Let's not forget SWIFT gpi, which is bringing a new speed standard to corporate cross-border payments.

Even the ACH network that Marcus criticizes is upping its game. ACH payments have typically not settled till a day or two after origination, which meant consumers have had to wait for salaries and bill payments to settle. But in 2017, same-day ACH was introduced. It's taken some time for this option to gain adoption. As of the first quarter of 2021, only 2% of all ACH transactions are done on a same-day basis.

But same-day ACH is getting better. In 2020, the limit for same-day payments was raised from $25,000 to $100,000. Just this year a third window for clearing and settling same-day ACH payments was introduced, 6:30 PM EST, making same-day ACH even more convenient for Californians and others in later time zones. Next year, limits will be raised from $100,000 to $1 million.

Lastly, Marcus maligns slow in his tweet. But remember, slow can be a good thing, too. Slowing down transactions allows us to batch them together and cancel out reciprocating payments, thus reducing the amount of work our payments systems must do. And this makes our payments systems cheaper. (I've written two articles on this topic, here and here.)

The ideal payments ecosystem isn't slow or fast. It provides a combination of slow, medium, and fast options. The Libra/Diem/Novi project project that David Marcus is working on will fit in somewhere on this spectrum. The more options, the better off are consumers. But 70s ACH is no longer a very realistic way to describe modern money.


  1. This was a very, very interesting and helpful read on a topic I had always wondered about - thanks!

    One thing from my experience that may not be fully captured is that many of the improvements that you mention seem to primarily focus on smaller to medium dollar amounts. For example, paying a $3000 rent payment (from a tenant), it's easier for them to mail a check than remember to break the payment out into $2000 + $1000 since Chase has a $2000 per day limit for transfers.

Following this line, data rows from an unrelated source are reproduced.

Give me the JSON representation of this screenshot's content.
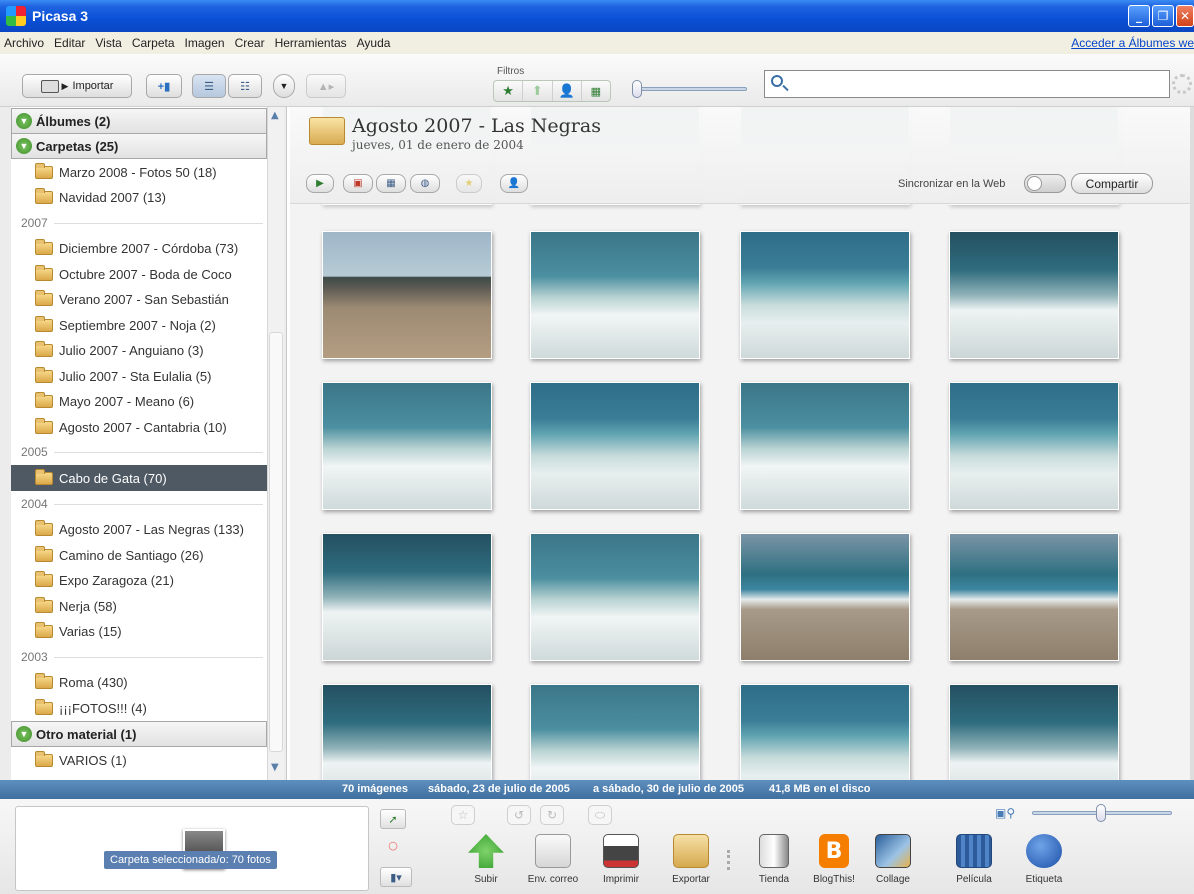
{
  "window": {
    "title": "Picasa 3",
    "min": "_",
    "max": "❐",
    "close": "✕"
  },
  "menu": {
    "items": [
      "Archivo",
      "Editar",
      "Vista",
      "Carpeta",
      "Imagen",
      "Crear",
      "Herramientas",
      "Ayuda"
    ],
    "signin_link": "Acceder a Álbumes we"
  },
  "toolbar": {
    "import_label": "Importar",
    "filters_label": "Filtros",
    "search_value": ""
  },
  "sidebar": {
    "sections": {
      "albums": "Álbumes (2)",
      "folders": "Carpetas (25)",
      "other": "Otro material (1)"
    },
    "years": [
      "2007",
      "2005",
      "2004",
      "2003"
    ],
    "folders_top": [
      "Marzo 2008 - Fotos 50 (18)",
      "Navidad 2007 (13)"
    ],
    "folders_2007": [
      "Diciembre 2007 - Córdoba (73)",
      "Octubre 2007 - Boda de Coco",
      "Verano 2007 - San Sebastián",
      "Septiembre 2007 - Noja (2)",
      "Julio 2007 - Anguiano (3)",
      "Julio 2007 - Sta Eulalia (5)",
      "Mayo 2007 - Meano (6)",
      "Agosto 2007 - Cantabria (10)"
    ],
    "folders_2005": [
      "Cabo de Gata (70)"
    ],
    "folders_2004": [
      "Agosto 2007 - Las Negras (133)",
      "Camino de Santiago (26)",
      "Expo Zaragoza (21)",
      "Nerja (58)",
      "Varias (15)"
    ],
    "folders_2003": [
      "Roma (430)",
      "¡¡¡FOTOS!!! (4)"
    ],
    "folders_other": [
      "VARIOS (1)"
    ]
  },
  "album": {
    "title": "Agosto 2007 - Las Negras",
    "date": "jueves, 01 de enero de 2004",
    "sync_label": "Sincronizar en la Web",
    "share_label": "Compartir"
  },
  "status": {
    "count": "70 imágenes",
    "from": "sábado, 23 de julio de 2005",
    "to": "a sábado, 30 de julio de 2005",
    "size": "41,8 MB en el disco"
  },
  "tray": {
    "selection_label": "Carpeta seleccionada/o: 70 fotos",
    "actions": [
      "Subir",
      "Env. correo",
      "Imprimir",
      "Exportar",
      "Tienda",
      "BlogThis!",
      "Collage",
      "Película",
      "Etiqueta"
    ]
  }
}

    Some of this may be for reporting/fraud reasons, to make sure that $10,000 payments get a bit more scrutiny, but having to pay something via wire because it's a few thousand dollars over an arbitrary maximum makes it feel like the payment system is twenty years old.

    Maybe a better way to say it that the backend systems seem to be moving forward quickly, but since most consumers interact with them through corporate banks, which may impose their own limits, the benefits do not always get out to consumers.

    1. Hi Sam,

      "Some of this may be for reporting/fraud reasons, to make sure that $10,000 payments get a bit more scrutiny..."

      Yes, these ceilings are for fraud reasons, as you point out.

      But as system operators gain experience and acquire more data, they have generally increased the maximum instant payment size. The US is behind on this, so payment sizes remain small. But if you look at the UK, Faster Payments now allows a maximum of £250,000, but at the outset I believe the limit was £10,000, before rising to £100,000.

      Likewise, my second last paragraph in my article shows how the limits for same-day ACH have already gone from $25,000 to $100,000 to $1 million next year.

      But as you point out, banks may choose not to pass the ability to send maximum-sized payments on to their customers. Only a few UK banks, for instance, let customers send the maximum 250,000 via FPS: